**WHAT YOU ARE ASKED TO DO**
Give the entries again exactly. Skip the pictures.

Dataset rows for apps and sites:
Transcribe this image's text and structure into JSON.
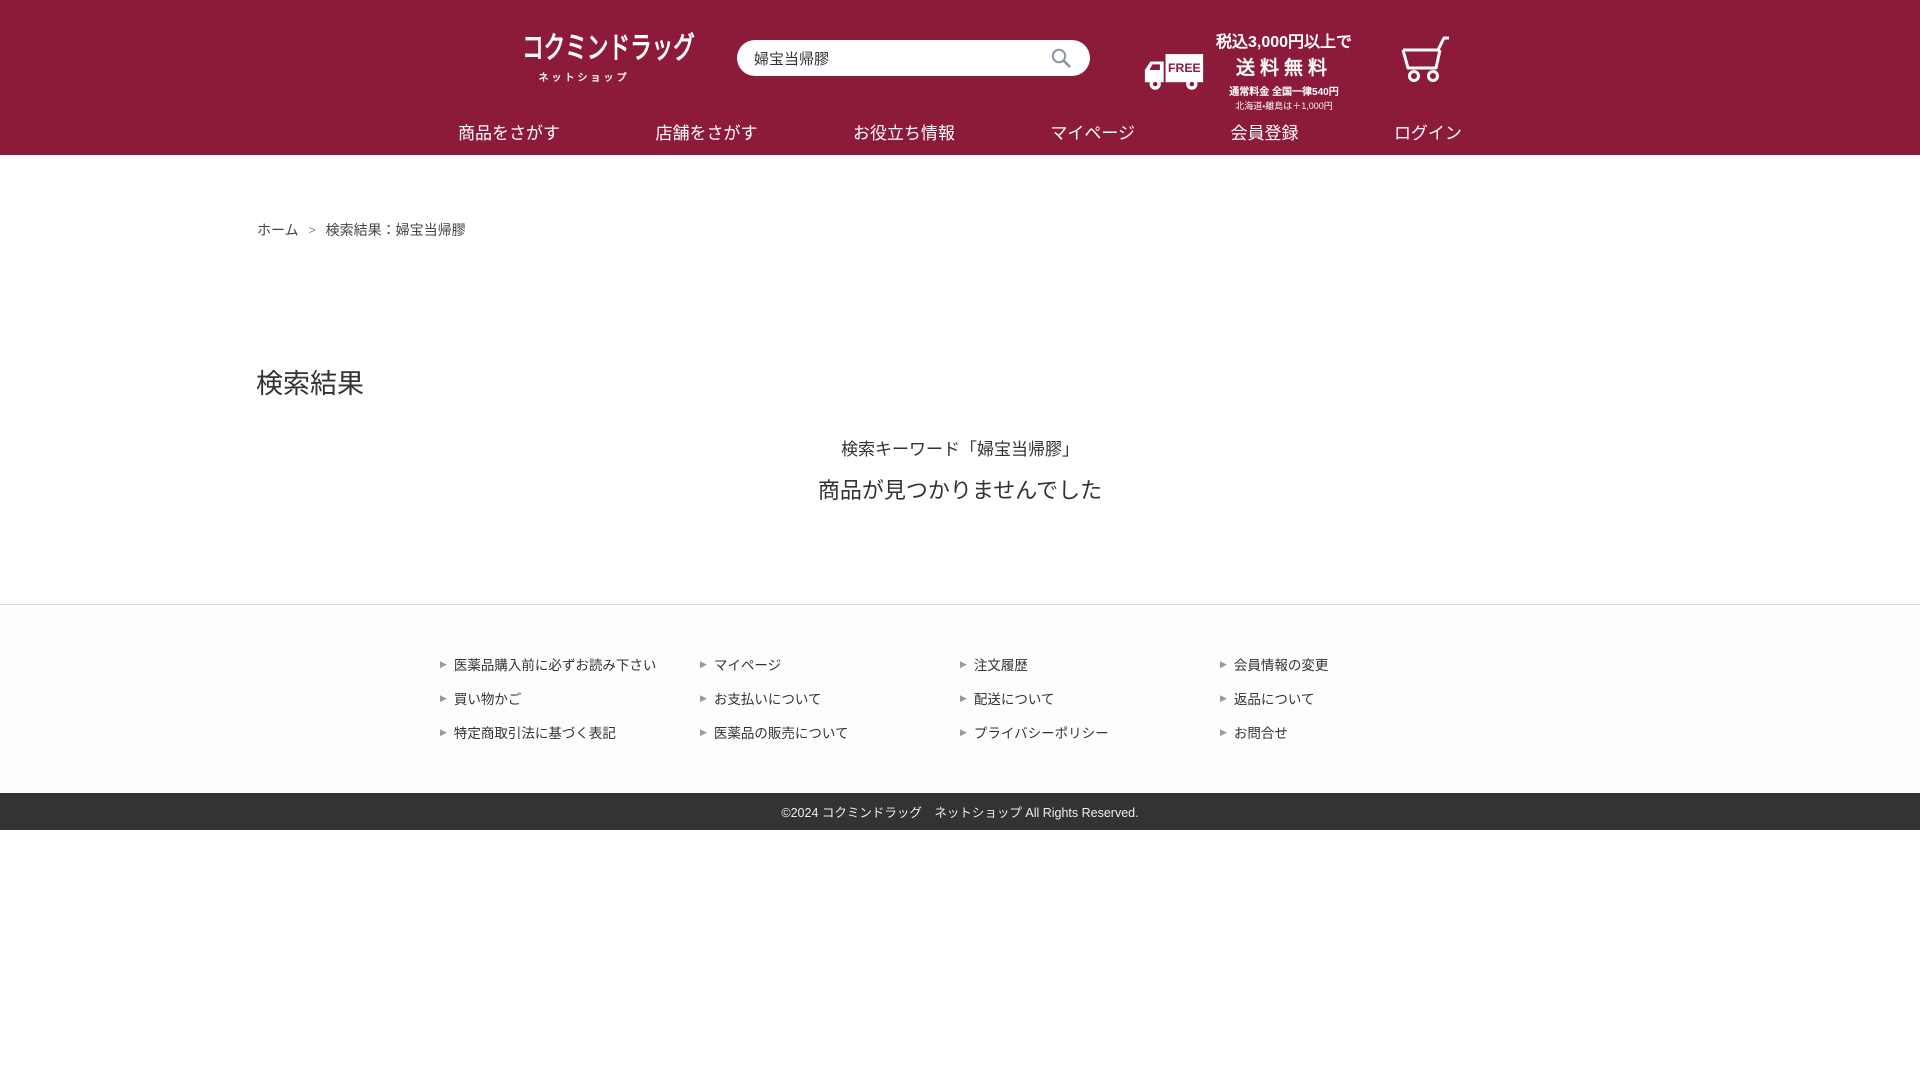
{
  "header": {
    "logo": {
      "title": "コクミンドラッグ",
      "subtitle": "ネットショップ"
    },
    "search": {
      "value": "婦宝当帰膠",
      "icon": "search-icon"
    },
    "shipping": {
      "badge": "FREE",
      "line1": "税込3,000円以上で",
      "line2": "送料無料",
      "line3": "通常料金 全国一律540円",
      "line4": "北海道・離島は＋1,000円"
    },
    "nav": {
      "items": [
        {
          "label": "商品をさがす"
        },
        {
          "label": "店舗をさがす"
        },
        {
          "label": "お役立ち情報"
        },
        {
          "label": "マイページ"
        },
        {
          "label": "会員登録"
        },
        {
          "label": "ログイン"
        }
      ]
    }
  },
  "breadcrumb": {
    "home": "ホーム",
    "separator": ">",
    "current": "検索結果：婦宝当帰膠"
  },
  "main": {
    "title": "検索結果",
    "keyword_line": "検索キーワード「婦宝当帰膠」",
    "no_results": "商品が見つかりませんでした"
  },
  "footer": {
    "columns": [
      {
        "links": [
          "医薬品購入前に必ずお読み下さい",
          "買い物かご",
          "特定商取引法に基づく表記"
        ]
      },
      {
        "links": [
          "マイページ",
          "お支払いについて",
          "医薬品の販売について"
        ]
      },
      {
        "links": [
          "注文履歴",
          "配送について",
          "プライバシーポリシー"
        ]
      },
      {
        "links": [
          "会員情報の変更",
          "返品について",
          "お問合せ"
        ]
      }
    ],
    "copyright": "©2024 コクミンドラッグ　ネットショップ All Rights Reserved."
  },
  "colors": {
    "brand": "#8c1b3a",
    "copyright_bar": "#333333"
  }
}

**REPLY TO THE TASK**
Transcribe this image's text and structure into JSON.
{
  "header": {
    "logo": {
      "title": "コクミンドラッグ",
      "subtitle": "ネットショップ"
    },
    "search": {
      "value": "婦宝当帰膠",
      "icon": "search-icon"
    },
    "shipping": {
      "badge": "FREE",
      "line1": "税込3,000円以上で",
      "line2": "送料無料",
      "line3": "通常料金 全国一律540円",
      "line4": "北海道・離島は＋1,000円"
    },
    "nav": {
      "items": [
        {
          "label": "商品をさがす"
        },
        {
          "label": "店舗をさがす"
        },
        {
          "label": "お役立ち情報"
        },
        {
          "label": "マイページ"
        },
        {
          "label": "会員登録"
        },
        {
          "label": "ログイン"
        }
      ]
    }
  },
  "breadcrumb": {
    "home": "ホーム",
    "separator": ">",
    "current": "検索結果：婦宝当帰膠"
  },
  "main": {
    "title": "検索結果",
    "keyword_line": "検索キーワード「婦宝当帰膠」",
    "no_results": "商品が見つかりませんでした"
  },
  "footer": {
    "columns": [
      {
        "links": [
          "医薬品購入前に必ずお読み下さい",
          "買い物かご",
          "特定商取引法に基づく表記"
        ]
      },
      {
        "links": [
          "マイページ",
          "お支払いについて",
          "医薬品の販売について"
        ]
      },
      {
        "links": [
          "注文履歴",
          "配送について",
          "プライバシーポリシー"
        ]
      },
      {
        "links": [
          "会員情報の変更",
          "返品について",
          "お問合せ"
        ]
      }
    ],
    "copyright": "©2024 コクミンドラッグ　ネットショップ All Rights Reserved."
  },
  "colors": {
    "brand": "#8c1b3a",
    "copyright_bar": "#333333"
  }
}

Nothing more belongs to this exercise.